Stored data:

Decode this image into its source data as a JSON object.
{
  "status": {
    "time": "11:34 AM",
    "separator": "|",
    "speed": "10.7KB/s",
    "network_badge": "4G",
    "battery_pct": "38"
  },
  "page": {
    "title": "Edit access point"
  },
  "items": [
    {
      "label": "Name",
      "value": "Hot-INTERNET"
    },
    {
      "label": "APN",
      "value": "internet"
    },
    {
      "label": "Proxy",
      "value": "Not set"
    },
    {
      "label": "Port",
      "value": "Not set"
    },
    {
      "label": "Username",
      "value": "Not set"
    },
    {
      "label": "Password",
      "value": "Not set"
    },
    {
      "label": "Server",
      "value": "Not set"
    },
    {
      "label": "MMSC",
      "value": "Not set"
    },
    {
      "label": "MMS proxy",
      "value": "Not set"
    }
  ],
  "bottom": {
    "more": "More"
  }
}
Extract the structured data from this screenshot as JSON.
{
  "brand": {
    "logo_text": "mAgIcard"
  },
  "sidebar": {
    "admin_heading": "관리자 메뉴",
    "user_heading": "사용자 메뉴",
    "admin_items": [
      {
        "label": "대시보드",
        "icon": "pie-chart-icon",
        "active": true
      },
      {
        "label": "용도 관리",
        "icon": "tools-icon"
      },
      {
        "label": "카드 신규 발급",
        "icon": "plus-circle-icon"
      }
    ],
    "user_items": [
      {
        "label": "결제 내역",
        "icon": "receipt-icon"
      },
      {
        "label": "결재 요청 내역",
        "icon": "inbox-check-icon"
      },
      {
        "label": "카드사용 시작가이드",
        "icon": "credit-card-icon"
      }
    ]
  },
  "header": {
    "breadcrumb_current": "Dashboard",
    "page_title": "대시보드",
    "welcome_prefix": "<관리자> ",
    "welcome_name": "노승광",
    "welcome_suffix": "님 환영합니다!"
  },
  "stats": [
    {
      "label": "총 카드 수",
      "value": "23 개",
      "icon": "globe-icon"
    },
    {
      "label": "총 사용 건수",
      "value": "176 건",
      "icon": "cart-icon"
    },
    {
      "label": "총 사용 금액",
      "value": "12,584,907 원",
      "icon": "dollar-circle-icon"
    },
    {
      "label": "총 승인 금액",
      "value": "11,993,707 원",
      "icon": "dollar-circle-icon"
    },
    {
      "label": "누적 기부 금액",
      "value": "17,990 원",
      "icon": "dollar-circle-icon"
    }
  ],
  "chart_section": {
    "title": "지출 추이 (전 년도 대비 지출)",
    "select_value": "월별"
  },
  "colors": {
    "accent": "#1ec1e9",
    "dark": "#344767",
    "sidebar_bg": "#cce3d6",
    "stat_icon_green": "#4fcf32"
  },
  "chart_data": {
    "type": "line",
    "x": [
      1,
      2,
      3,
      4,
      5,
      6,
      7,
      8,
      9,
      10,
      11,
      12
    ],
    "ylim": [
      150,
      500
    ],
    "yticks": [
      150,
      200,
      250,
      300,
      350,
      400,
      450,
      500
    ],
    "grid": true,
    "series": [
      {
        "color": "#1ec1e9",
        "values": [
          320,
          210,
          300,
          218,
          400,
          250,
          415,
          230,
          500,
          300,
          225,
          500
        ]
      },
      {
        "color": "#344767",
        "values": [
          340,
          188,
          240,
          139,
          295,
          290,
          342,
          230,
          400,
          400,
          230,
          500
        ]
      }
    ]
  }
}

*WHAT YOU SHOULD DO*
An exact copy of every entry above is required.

*ANSWER TO THE PROBLEM*
Decode this image into its source data as a JSON object.
{
  "status": {
    "time": "11:34 AM",
    "separator": "|",
    "speed": "10.7KB/s",
    "network_badge": "4G",
    "battery_pct": "38"
  },
  "page": {
    "title": "Edit access point"
  },
  "items": [
    {
      "label": "Name",
      "value": "Hot-INTERNET"
    },
    {
      "label": "APN",
      "value": "internet"
    },
    {
      "label": "Proxy",
      "value": "Not set"
    },
    {
      "label": "Port",
      "value": "Not set"
    },
    {
      "label": "Username",
      "value": "Not set"
    },
    {
      "label": "Password",
      "value": "Not set"
    },
    {
      "label": "Server",
      "value": "Not set"
    },
    {
      "label": "MMSC",
      "value": "Not set"
    },
    {
      "label": "MMS proxy",
      "value": "Not set"
    }
  ],
  "bottom": {
    "more": "More"
  }
}
Extract the structured data from this screenshot as JSON.
{
  "brand": {
    "logo_text": "mAgIcard"
  },
  "sidebar": {
    "admin_heading": "관리자 메뉴",
    "user_heading": "사용자 메뉴",
    "admin_items": [
      {
        "label": "대시보드",
        "icon": "pie-chart-icon",
        "active": true
      },
      {
        "label": "용도 관리",
        "icon": "tools-icon"
      },
      {
        "label": "카드 신규 발급",
        "icon": "plus-circle-icon"
      }
    ],
    "user_items": [
      {
        "label": "결제 내역",
        "icon": "receipt-icon"
      },
      {
        "label": "결재 요청 내역",
        "icon": "inbox-check-icon"
      },
      {
        "label": "카드사용 시작가이드",
        "icon": "credit-card-icon"
      }
    ]
  },
  "header": {
    "breadcrumb_current": "Dashboard",
    "page_title": "대시보드",
    "welcome_prefix": "<관리자> ",
    "welcome_name": "노승광",
    "welcome_suffix": "님 환영합니다!"
  },
  "stats": [
    {
      "label": "총 카드 수",
      "value": "23 개",
      "icon": "globe-icon"
    },
    {
      "label": "총 사용 건수",
      "value": "176 건",
      "icon": "cart-icon"
    },
    {
      "label": "총 사용 금액",
      "value": "12,584,907 원",
      "icon": "dollar-circle-icon"
    },
    {
      "label": "총 승인 금액",
      "value": "11,993,707 원",
      "icon": "dollar-circle-icon"
    },
    {
      "label": "누적 기부 금액",
      "value": "17,990 원",
      "icon": "dollar-circle-icon"
    }
  ],
  "chart_section": {
    "title": "지출 추이 (전 년도 대비 지출)",
    "select_value": "월별"
  },
  "colors": {
    "accent": "#1ec1e9",
    "dark": "#344767",
    "sidebar_bg": "#cce3d6",
    "stat_icon_green": "#4fcf32"
  },
  "chart_data": {
    "type": "line",
    "x": [
      1,
      2,
      3,
      4,
      5,
      6,
      7,
      8,
      9,
      10,
      11,
      12
    ],
    "ylim": [
      150,
      500
    ],
    "yticks": [
      150,
      200,
      250,
      300,
      350,
      400,
      450,
      500
    ],
    "grid": true,
    "series": [
      {
        "color": "#1ec1e9",
        "values": [
          320,
          210,
          300,
          218,
          400,
          250,
          415,
          230,
          500,
          300,
          225,
          500
        ]
      },
      {
        "color": "#344767",
        "values": [
          340,
          188,
          240,
          139,
          295,
          290,
          342,
          230,
          400,
          400,
          230,
          500
        ]
      }
    ]
  }
}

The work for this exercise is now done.